- **Required action**
Below are the records; copy each line in which "username" can be found.

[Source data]
+++
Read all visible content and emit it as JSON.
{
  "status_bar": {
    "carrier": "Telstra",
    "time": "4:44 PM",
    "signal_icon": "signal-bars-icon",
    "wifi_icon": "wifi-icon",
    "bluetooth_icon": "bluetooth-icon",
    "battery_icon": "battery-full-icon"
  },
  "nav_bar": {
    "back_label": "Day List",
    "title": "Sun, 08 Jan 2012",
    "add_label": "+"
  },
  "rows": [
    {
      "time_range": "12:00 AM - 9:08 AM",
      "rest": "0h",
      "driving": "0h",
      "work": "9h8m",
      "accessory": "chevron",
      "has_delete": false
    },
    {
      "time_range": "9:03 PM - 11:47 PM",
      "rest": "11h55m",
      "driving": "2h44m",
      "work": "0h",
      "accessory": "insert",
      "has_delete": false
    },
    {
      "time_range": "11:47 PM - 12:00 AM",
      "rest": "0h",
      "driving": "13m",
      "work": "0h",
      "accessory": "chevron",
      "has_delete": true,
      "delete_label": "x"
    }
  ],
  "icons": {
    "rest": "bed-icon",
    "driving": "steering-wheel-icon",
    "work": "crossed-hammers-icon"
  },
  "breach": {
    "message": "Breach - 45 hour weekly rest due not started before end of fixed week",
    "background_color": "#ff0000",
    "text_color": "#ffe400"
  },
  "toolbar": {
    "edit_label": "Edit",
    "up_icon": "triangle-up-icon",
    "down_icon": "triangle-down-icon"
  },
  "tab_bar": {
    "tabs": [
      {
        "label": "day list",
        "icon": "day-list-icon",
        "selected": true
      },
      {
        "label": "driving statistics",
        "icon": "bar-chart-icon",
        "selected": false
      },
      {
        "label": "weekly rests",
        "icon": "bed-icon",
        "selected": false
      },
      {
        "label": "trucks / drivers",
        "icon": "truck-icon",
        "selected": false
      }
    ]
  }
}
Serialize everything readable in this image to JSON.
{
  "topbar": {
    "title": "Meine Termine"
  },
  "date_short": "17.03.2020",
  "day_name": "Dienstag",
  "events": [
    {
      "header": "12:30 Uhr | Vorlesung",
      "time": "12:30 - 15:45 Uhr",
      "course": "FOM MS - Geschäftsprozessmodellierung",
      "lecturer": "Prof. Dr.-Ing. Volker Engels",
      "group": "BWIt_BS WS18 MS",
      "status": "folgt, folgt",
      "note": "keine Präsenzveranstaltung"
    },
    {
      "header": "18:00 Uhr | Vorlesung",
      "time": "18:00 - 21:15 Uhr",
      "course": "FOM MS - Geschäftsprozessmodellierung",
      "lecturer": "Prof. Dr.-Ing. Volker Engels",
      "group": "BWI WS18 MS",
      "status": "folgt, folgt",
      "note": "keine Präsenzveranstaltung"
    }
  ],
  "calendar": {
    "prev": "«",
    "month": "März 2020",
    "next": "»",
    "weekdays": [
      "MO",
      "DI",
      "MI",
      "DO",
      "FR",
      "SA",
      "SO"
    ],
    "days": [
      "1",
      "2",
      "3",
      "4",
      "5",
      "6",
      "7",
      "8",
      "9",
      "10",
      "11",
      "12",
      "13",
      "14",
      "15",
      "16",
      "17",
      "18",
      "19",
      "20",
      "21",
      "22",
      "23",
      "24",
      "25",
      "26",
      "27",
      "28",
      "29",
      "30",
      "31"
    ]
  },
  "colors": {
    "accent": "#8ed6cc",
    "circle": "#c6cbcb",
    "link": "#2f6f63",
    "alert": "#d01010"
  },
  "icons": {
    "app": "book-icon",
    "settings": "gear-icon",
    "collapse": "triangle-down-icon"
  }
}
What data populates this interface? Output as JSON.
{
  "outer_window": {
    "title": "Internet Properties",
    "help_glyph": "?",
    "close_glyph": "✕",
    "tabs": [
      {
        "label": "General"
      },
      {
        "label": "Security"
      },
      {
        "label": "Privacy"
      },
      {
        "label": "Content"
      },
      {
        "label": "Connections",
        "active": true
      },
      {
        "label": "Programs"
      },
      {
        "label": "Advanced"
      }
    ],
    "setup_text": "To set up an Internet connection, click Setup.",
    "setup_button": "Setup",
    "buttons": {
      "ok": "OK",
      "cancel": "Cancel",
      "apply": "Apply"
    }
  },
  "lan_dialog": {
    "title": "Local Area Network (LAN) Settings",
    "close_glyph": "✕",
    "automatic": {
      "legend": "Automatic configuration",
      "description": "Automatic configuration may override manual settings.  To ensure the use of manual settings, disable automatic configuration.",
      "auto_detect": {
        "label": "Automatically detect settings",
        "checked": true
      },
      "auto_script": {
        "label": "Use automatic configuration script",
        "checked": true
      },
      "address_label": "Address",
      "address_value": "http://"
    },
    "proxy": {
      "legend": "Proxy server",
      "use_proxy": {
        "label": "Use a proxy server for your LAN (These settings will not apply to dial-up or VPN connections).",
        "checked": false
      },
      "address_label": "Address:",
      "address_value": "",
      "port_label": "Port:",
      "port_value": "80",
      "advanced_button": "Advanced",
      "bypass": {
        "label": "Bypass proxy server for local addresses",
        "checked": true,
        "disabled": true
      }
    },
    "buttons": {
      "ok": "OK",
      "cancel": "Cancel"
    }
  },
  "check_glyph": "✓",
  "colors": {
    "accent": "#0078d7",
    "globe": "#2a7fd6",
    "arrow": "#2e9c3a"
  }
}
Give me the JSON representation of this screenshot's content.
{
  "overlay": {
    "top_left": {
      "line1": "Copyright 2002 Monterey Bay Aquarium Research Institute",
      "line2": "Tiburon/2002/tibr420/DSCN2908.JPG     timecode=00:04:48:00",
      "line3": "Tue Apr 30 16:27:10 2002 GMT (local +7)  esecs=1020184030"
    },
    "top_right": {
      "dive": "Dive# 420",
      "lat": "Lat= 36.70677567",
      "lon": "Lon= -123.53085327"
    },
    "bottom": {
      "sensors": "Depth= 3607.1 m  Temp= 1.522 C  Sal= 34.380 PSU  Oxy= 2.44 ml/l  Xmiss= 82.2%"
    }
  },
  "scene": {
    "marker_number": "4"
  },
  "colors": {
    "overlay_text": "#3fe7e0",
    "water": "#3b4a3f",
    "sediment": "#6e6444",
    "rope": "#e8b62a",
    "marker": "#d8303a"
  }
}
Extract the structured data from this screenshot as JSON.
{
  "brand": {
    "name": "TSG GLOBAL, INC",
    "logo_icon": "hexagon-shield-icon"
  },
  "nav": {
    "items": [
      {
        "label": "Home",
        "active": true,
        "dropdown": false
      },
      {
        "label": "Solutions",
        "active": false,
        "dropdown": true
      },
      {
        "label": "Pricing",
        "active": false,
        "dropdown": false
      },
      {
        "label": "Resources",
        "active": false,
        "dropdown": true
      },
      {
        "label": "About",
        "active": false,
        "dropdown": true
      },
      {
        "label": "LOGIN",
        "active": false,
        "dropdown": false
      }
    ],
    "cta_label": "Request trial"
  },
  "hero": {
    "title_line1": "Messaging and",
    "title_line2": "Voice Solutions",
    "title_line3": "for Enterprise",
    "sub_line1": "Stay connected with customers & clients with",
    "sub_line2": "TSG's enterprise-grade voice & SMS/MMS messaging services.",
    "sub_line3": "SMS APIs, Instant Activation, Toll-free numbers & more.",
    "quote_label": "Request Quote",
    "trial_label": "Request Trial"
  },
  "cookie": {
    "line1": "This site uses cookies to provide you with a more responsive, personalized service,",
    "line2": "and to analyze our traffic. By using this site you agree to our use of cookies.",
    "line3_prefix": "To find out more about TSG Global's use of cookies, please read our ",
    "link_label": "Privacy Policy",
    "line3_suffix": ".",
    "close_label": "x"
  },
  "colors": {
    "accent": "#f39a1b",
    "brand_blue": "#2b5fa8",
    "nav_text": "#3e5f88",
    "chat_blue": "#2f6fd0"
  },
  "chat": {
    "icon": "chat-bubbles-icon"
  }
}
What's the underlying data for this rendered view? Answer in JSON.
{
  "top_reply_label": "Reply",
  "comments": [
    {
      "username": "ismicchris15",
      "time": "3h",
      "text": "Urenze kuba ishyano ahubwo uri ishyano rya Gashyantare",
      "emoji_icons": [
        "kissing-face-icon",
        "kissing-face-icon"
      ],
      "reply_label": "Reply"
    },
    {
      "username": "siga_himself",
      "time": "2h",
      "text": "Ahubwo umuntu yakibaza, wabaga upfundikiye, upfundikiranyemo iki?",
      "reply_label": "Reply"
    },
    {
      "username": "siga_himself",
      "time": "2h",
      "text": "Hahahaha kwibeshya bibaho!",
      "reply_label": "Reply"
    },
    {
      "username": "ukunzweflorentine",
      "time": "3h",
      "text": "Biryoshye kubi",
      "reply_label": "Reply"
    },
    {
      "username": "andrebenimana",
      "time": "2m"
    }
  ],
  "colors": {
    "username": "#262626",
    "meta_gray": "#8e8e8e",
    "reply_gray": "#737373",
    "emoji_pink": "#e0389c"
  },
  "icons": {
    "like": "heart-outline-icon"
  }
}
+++
- **Response box**
      "username": "ismicchris15",
      "username": "siga_himself",
      "username": "siga_himself",
      "username": "ukunzweflorentine",
      "username": "andrebenimana",
    "username": "#262626",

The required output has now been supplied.